EXERCISE DIRECTIONS. Your task is to retype all of the records below with complete accuracy.

[Element data from apps and pages]
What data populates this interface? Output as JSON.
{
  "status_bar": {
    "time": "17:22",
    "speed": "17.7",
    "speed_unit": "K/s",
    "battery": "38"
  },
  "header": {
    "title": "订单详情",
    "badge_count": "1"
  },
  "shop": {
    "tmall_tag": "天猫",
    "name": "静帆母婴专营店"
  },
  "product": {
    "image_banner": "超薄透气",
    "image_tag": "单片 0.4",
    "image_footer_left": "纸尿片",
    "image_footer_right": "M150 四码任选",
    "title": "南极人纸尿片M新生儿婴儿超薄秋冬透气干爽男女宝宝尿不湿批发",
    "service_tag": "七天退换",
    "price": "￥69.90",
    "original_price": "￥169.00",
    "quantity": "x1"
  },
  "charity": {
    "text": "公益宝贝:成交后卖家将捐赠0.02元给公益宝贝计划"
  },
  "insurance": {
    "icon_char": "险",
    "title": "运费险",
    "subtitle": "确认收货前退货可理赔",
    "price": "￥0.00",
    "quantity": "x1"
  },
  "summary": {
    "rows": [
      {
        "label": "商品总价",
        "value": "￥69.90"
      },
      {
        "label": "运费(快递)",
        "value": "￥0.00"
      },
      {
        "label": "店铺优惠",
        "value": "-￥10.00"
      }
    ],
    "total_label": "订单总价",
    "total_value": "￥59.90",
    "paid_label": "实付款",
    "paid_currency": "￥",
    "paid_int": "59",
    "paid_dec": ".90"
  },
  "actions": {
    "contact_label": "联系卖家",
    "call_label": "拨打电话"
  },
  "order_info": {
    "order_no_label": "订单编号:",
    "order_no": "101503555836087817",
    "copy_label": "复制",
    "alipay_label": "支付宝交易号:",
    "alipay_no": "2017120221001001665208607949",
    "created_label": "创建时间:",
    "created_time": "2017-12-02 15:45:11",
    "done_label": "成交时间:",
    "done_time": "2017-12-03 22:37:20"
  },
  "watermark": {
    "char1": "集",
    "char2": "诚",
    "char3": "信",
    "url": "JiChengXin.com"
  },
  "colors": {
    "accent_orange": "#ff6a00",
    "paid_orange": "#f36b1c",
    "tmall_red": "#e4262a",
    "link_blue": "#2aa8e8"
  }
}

EXPECTED ANSWER.
What data populates this interface? Output as JSON.
{
  "status_bar": {
    "time": "17:22",
    "speed": "17.7",
    "speed_unit": "K/s",
    "battery": "38"
  },
  "header": {
    "title": "订单详情",
    "badge_count": "1"
  },
  "shop": {
    "tmall_tag": "天猫",
    "name": "静帆母婴专营店"
  },
  "product": {
    "image_banner": "超薄透气",
    "image_tag": "单片 0.4",
    "image_footer_left": "纸尿片",
    "image_footer_right": "M150 四码任选",
    "title": "南极人纸尿片M新生儿婴儿超薄秋冬透气干爽男女宝宝尿不湿批发",
    "service_tag": "七天退换",
    "price": "￥69.90",
    "original_price": "￥169.00",
    "quantity": "x1"
  },
  "charity": {
    "text": "公益宝贝:成交后卖家将捐赠0.02元给公益宝贝计划"
  },
  "insurance": {
    "icon_char": "险",
    "title": "运费险",
    "subtitle": "确认收货前退货可理赔",
    "price": "￥0.00",
    "quantity": "x1"
  },
  "summary": {
    "rows": [
      {
        "label": "商品总价",
        "value": "￥69.90"
      },
      {
        "label": "运费(快递)",
        "value": "￥0.00"
      },
      {
        "label": "店铺优惠",
        "value": "-￥10.00"
      }
    ],
    "total_label": "订单总价",
    "total_value": "￥59.90",
    "paid_label": "实付款",
    "paid_currency": "￥",
    "paid_int": "59",
    "paid_dec": ".90"
  },
  "actions": {
    "contact_label": "联系卖家",
    "call_label": "拨打电话"
  },
  "order_info": {
    "order_no_label": "订单编号:",
    "order_no": "101503555836087817",
    "copy_label": "复制",
    "alipay_label": "支付宝交易号:",
    "alipay_no": "2017120221001001665208607949",
    "created_label": "创建时间:",
    "created_time": "2017-12-02 15:45:11",
    "done_label": "成交时间:",
    "done_time": "2017-12-03 22:37:20"
  },
  "watermark": {
    "char1": "集",
    "char2": "诚",
    "char3": "信",
    "url": "JiChengXin.com"
  },
  "colors": {
    "accent_orange": "#ff6a00",
    "paid_orange": "#f36b1c",
    "tmall_red": "#e4262a",
    "link_blue": "#2aa8e8"
  }
}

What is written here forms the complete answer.